* _WHAT TO WORK ON_
What you return should be the complete listing, unchanged, with no pictures in it.

* _PROVIDED ENTRIES_

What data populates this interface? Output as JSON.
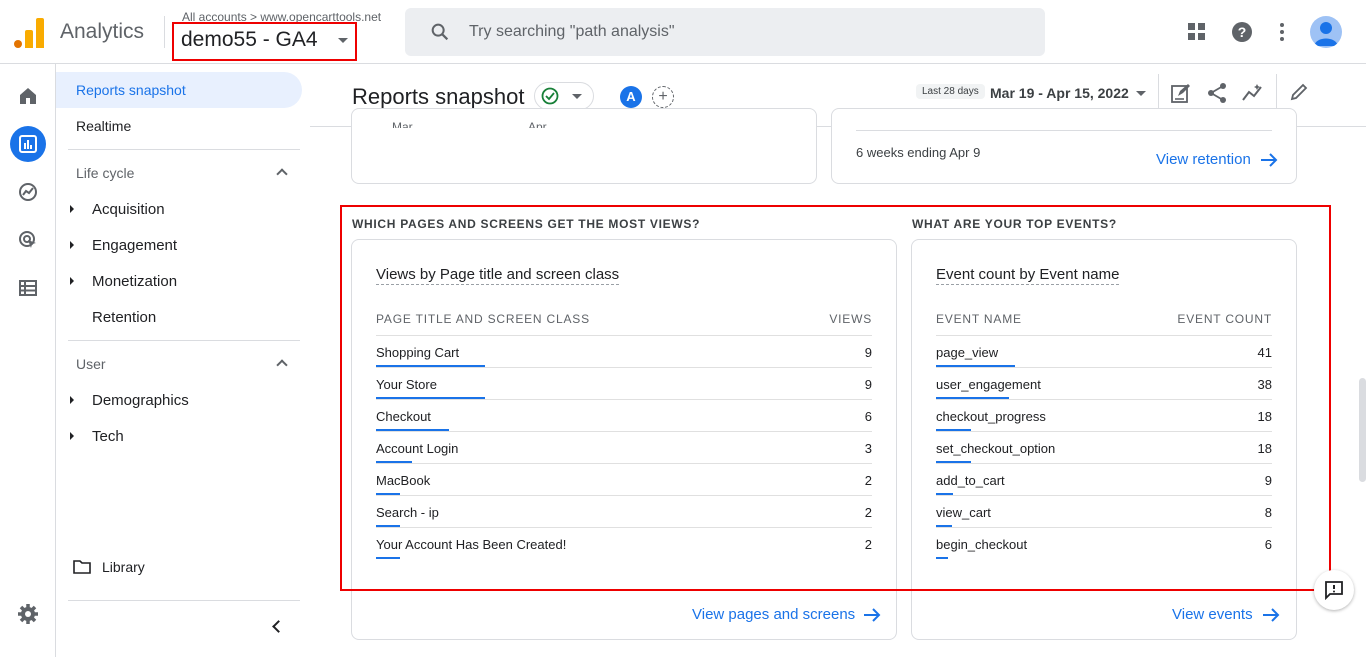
{
  "topbar": {
    "brand": "Analytics",
    "breadcrumb": "All accounts > www.opencarttools.net",
    "property": "demo55 - GA4",
    "search_placeholder": "Try searching \"path analysis\""
  },
  "nav": {
    "reports_snapshot": "Reports snapshot",
    "realtime": "Realtime",
    "lifecycle": "Life cycle",
    "acquisition": "Acquisition",
    "engagement": "Engagement",
    "monetization": "Monetization",
    "retention": "Retention",
    "user": "User",
    "demographics": "Demographics",
    "tech": "Tech",
    "library": "Library"
  },
  "header": {
    "title": "Reports snapshot",
    "badge": "A",
    "plus": "+",
    "range_chip": "Last 28 days",
    "date_range": "Mar 19 - Apr 15, 2022"
  },
  "prev_cards": {
    "left_axis": [
      "Mar",
      "Apr"
    ],
    "right_note": "6 weeks ending Apr 9",
    "right_link": "View retention"
  },
  "pages_section": {
    "heading": "WHICH PAGES AND SCREENS GET THE MOST VIEWS?",
    "card_title": "Views by Page title and screen class",
    "col_label": "PAGE TITLE AND SCREEN CLASS",
    "col_value": "VIEWS",
    "rows": [
      {
        "label": "Shopping Cart",
        "value": "9",
        "share": 1.0
      },
      {
        "label": "Your Store",
        "value": "9",
        "share": 1.0
      },
      {
        "label": "Checkout",
        "value": "6",
        "share": 0.67
      },
      {
        "label": "Account Login",
        "value": "3",
        "share": 0.33
      },
      {
        "label": "MacBook",
        "value": "2",
        "share": 0.22
      },
      {
        "label": "Search - ip",
        "value": "2",
        "share": 0.22
      },
      {
        "label": "Your Account Has Been Created!",
        "value": "2",
        "share": 0.22
      }
    ],
    "link": "View pages and screens"
  },
  "events_section": {
    "heading": "WHAT ARE YOUR TOP EVENTS?",
    "card_title": "Event count by Event name",
    "col_label": "EVENT NAME",
    "col_value": "EVENT COUNT",
    "rows": [
      {
        "label": "page_view",
        "value": "41",
        "share": 1.0
      },
      {
        "label": "user_engagement",
        "value": "38",
        "share": 0.93
      },
      {
        "label": "checkout_progress",
        "value": "18",
        "share": 0.44
      },
      {
        "label": "set_checkout_option",
        "value": "18",
        "share": 0.44
      },
      {
        "label": "add_to_cart",
        "value": "9",
        "share": 0.22
      },
      {
        "label": "view_cart",
        "value": "8",
        "share": 0.2
      },
      {
        "label": "begin_checkout",
        "value": "6",
        "share": 0.15
      }
    ],
    "link": "View events"
  },
  "colors": {
    "accent": "#1a73e8",
    "highlight_box": "#e00000",
    "active_nav": "#e8f0fe",
    "logo_orange": "#f9ab00",
    "logo_dark": "#e37400"
  }
}
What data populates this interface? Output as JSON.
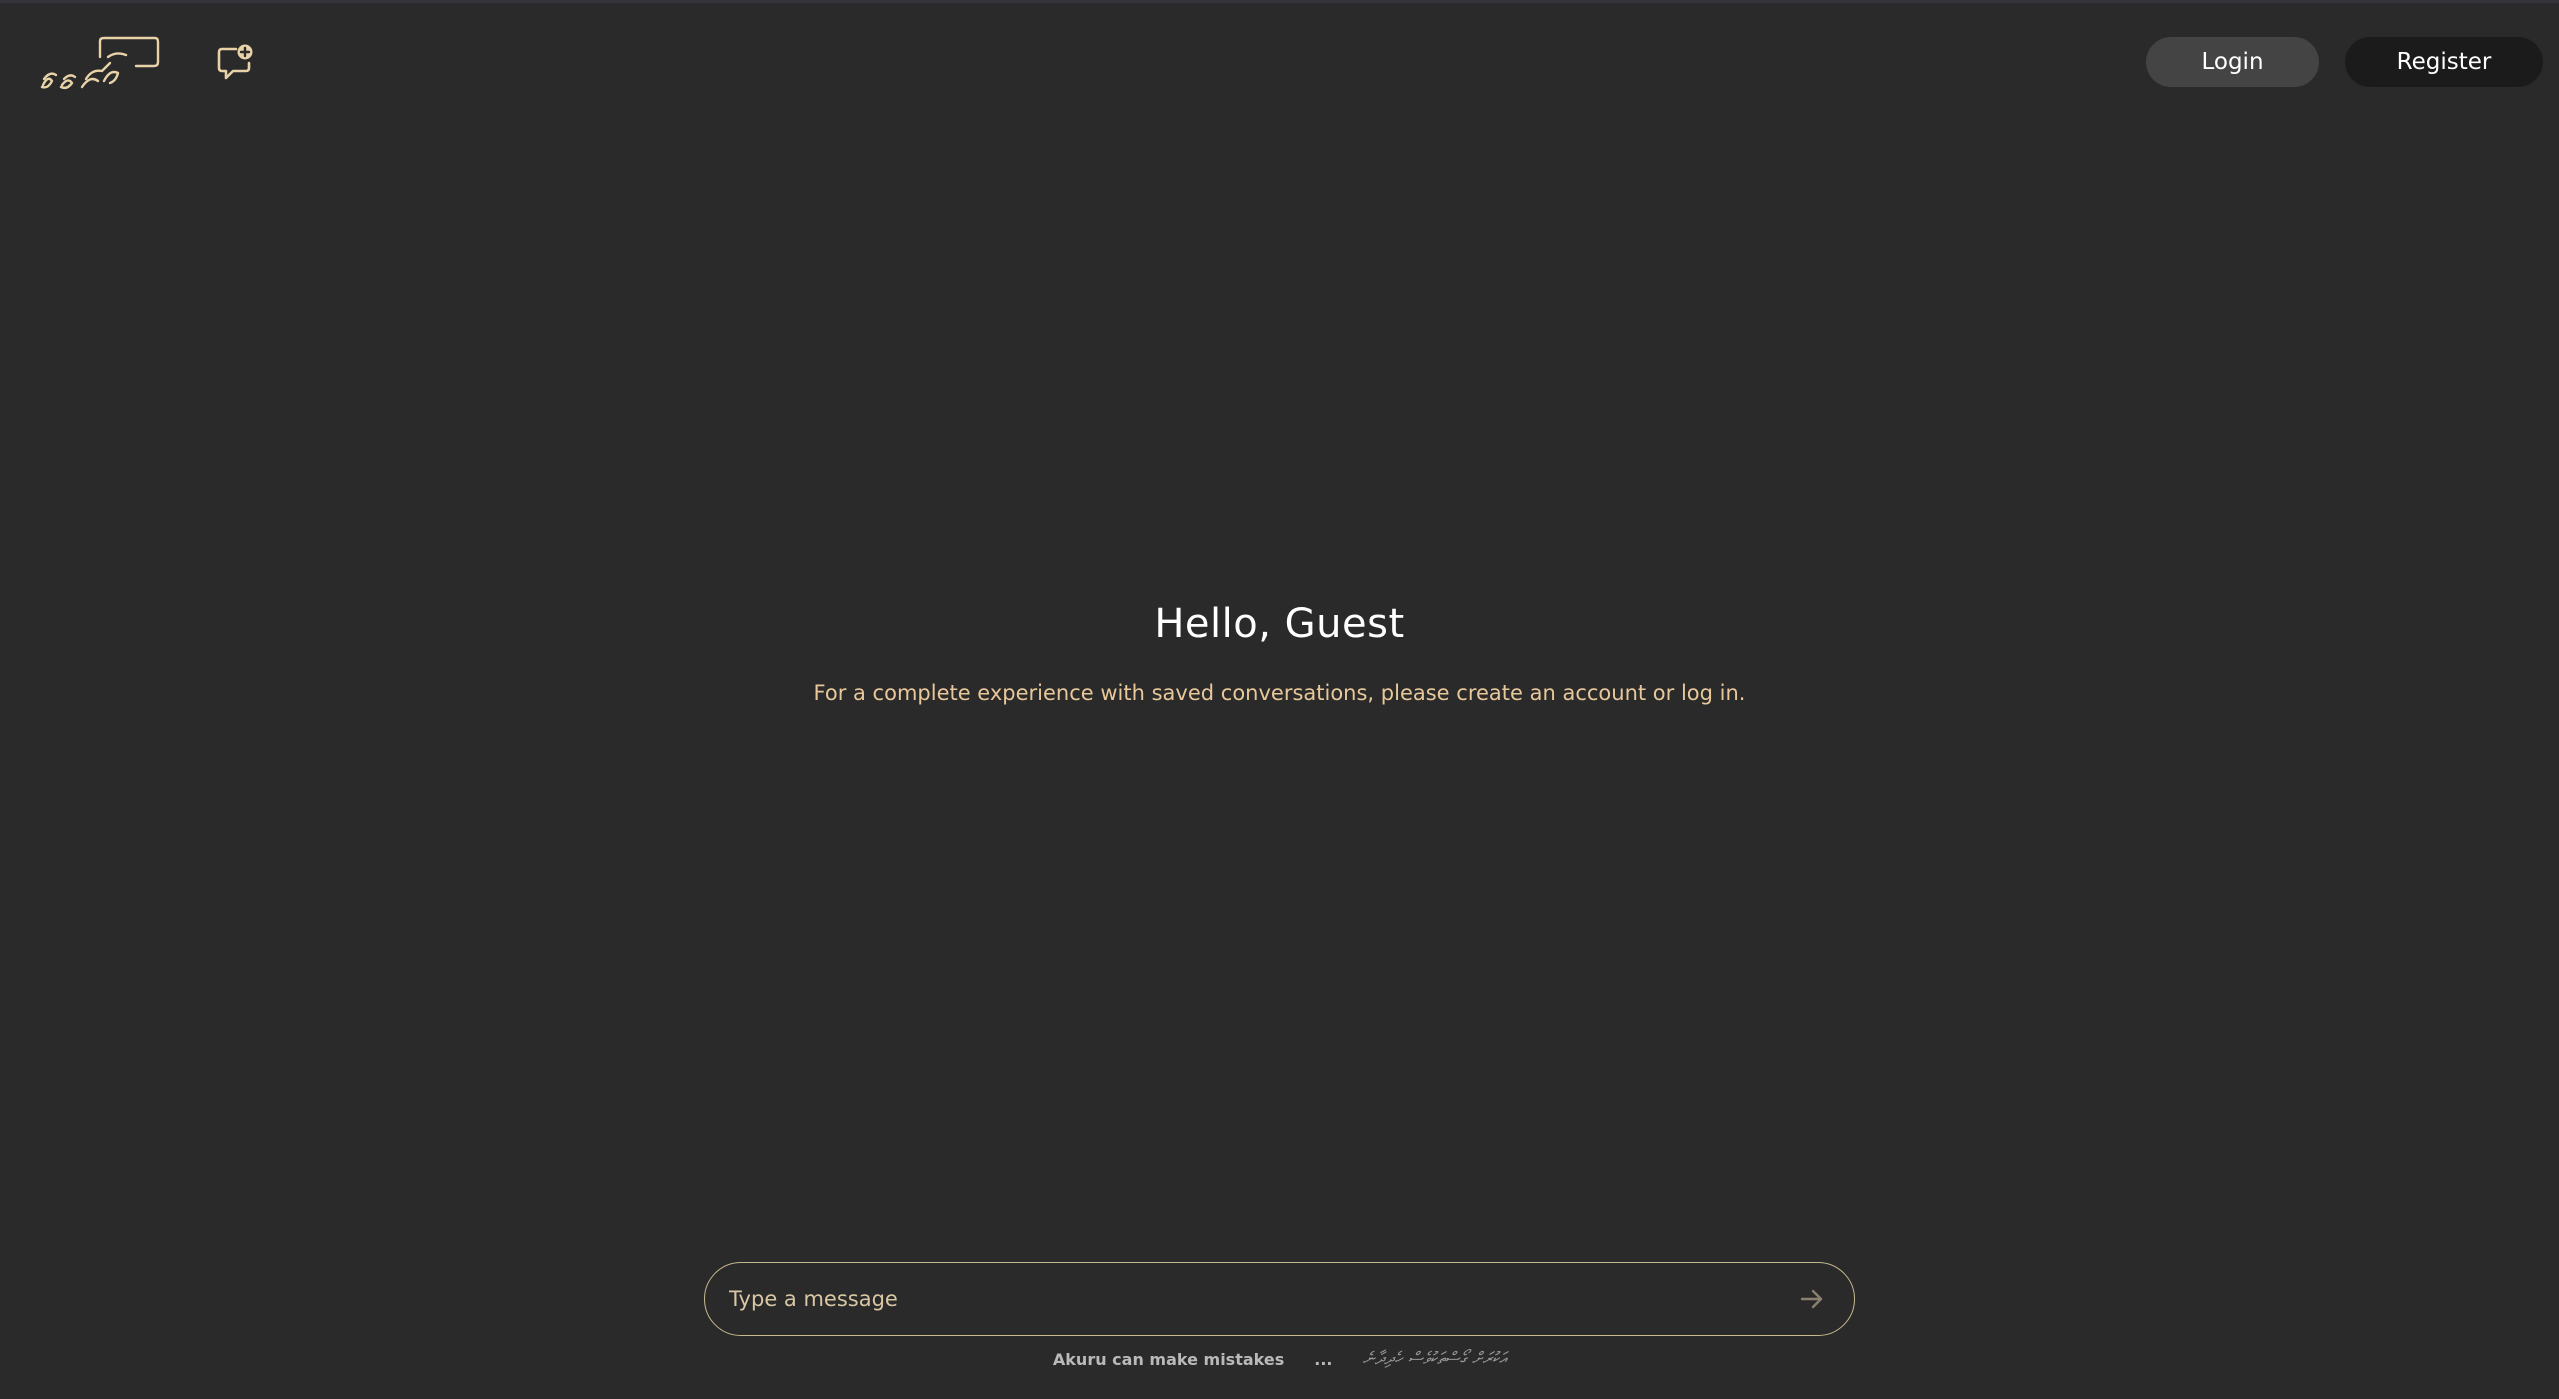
{
  "header": {
    "logo_text": "އަކުރު",
    "login_label": "Login",
    "register_label": "Register"
  },
  "hero": {
    "title": "Hello, Guest",
    "subtitle": "For a complete experience with saved conversations, please create an account or log in."
  },
  "composer": {
    "placeholder": "Type a message"
  },
  "footer": {
    "disclaimer_en": "Akuru can make mistakes",
    "separator": "...",
    "disclaimer_dv": "އަކުރަށް ގޯސްތަކުވެސް ހެދިދާނެ"
  },
  "colors": {
    "background": "#2a2a2a",
    "accent": "#e8c89a",
    "border": "#c7b98e",
    "login_bg": "#444444",
    "register_bg": "#1b1b1b"
  },
  "icons": {
    "logo": "akuru-logo-icon",
    "new_chat": "new-chat-icon",
    "send": "arrow-right-icon"
  }
}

* _REPLY TO THE EXERCISE_
What data populates this interface? Output as JSON.
{
  "topbar": {
    "brand": "Analytics",
    "breadcrumb": "All accounts > www.opencarttools.net",
    "property": "demo55 - GA4",
    "search_placeholder": "Try searching \"path analysis\""
  },
  "nav": {
    "reports_snapshot": "Reports snapshot",
    "realtime": "Realtime",
    "lifecycle": "Life cycle",
    "acquisition": "Acquisition",
    "engagement": "Engagement",
    "monetization": "Monetization",
    "retention": "Retention",
    "user": "User",
    "demographics": "Demographics",
    "tech": "Tech",
    "library": "Library"
  },
  "header": {
    "title": "Reports snapshot",
    "badge": "A",
    "plus": "+",
    "range_chip": "Last 28 days",
    "date_range": "Mar 19 - Apr 15, 2022"
  },
  "prev_cards": {
    "left_axis": [
      "Mar",
      "Apr"
    ],
    "right_note": "6 weeks ending Apr 9",
    "right_link": "View retention"
  },
  "pages_section": {
    "heading": "WHICH PAGES AND SCREENS GET THE MOST VIEWS?",
    "card_title": "Views by Page title and screen class",
    "col_label": "PAGE TITLE AND SCREEN CLASS",
    "col_value": "VIEWS",
    "rows": [
      {
        "label": "Shopping Cart",
        "value": "9",
        "share": 1.0
      },
      {
        "label": "Your Store",
        "value": "9",
        "share": 1.0
      },
      {
        "label": "Checkout",
        "value": "6",
        "share": 0.67
      },
      {
        "label": "Account Login",
        "value": "3",
        "share": 0.33
      },
      {
        "label": "MacBook",
        "value": "2",
        "share": 0.22
      },
      {
        "label": "Search - ip",
        "value": "2",
        "share": 0.22
      },
      {
        "label": "Your Account Has Been Created!",
        "value": "2",
        "share": 0.22
      }
    ],
    "link": "View pages and screens"
  },
  "events_section": {
    "heading": "WHAT ARE YOUR TOP EVENTS?",
    "card_title": "Event count by Event name",
    "col_label": "EVENT NAME",
    "col_value": "EVENT COUNT",
    "rows": [
      {
        "label": "page_view",
        "value": "41",
        "share": 1.0
      },
      {
        "label": "user_engagement",
        "value": "38",
        "share": 0.93
      },
      {
        "label": "checkout_progress",
        "value": "18",
        "share": 0.44
      },
      {
        "label": "set_checkout_option",
        "value": "18",
        "share": 0.44
      },
      {
        "label": "add_to_cart",
        "value": "9",
        "share": 0.22
      },
      {
        "label": "view_cart",
        "value": "8",
        "share": 0.2
      },
      {
        "label": "begin_checkout",
        "value": "6",
        "share": 0.15
      }
    ],
    "link": "View events"
  },
  "colors": {
    "accent": "#1a73e8",
    "highlight_box": "#e00000",
    "active_nav": "#e8f0fe",
    "logo_orange": "#f9ab00",
    "logo_dark": "#e37400"
  }
}
What data populates this interface? Output as JSON.
{
  "header": {
    "logo_text": "އަކުރު",
    "login_label": "Login",
    "register_label": "Register"
  },
  "hero": {
    "title": "Hello, Guest",
    "subtitle": "For a complete experience with saved conversations, please create an account or log in."
  },
  "composer": {
    "placeholder": "Type a message"
  },
  "footer": {
    "disclaimer_en": "Akuru can make mistakes",
    "separator": "...",
    "disclaimer_dv": "އަކުރަށް ގޯސްތަކުވެސް ހެދިދާނެ"
  },
  "colors": {
    "background": "#2a2a2a",
    "accent": "#e8c89a",
    "border": "#c7b98e",
    "login_bg": "#444444",
    "register_bg": "#1b1b1b"
  },
  "icons": {
    "logo": "akuru-logo-icon",
    "new_chat": "new-chat-icon",
    "send": "arrow-right-icon"
  }
}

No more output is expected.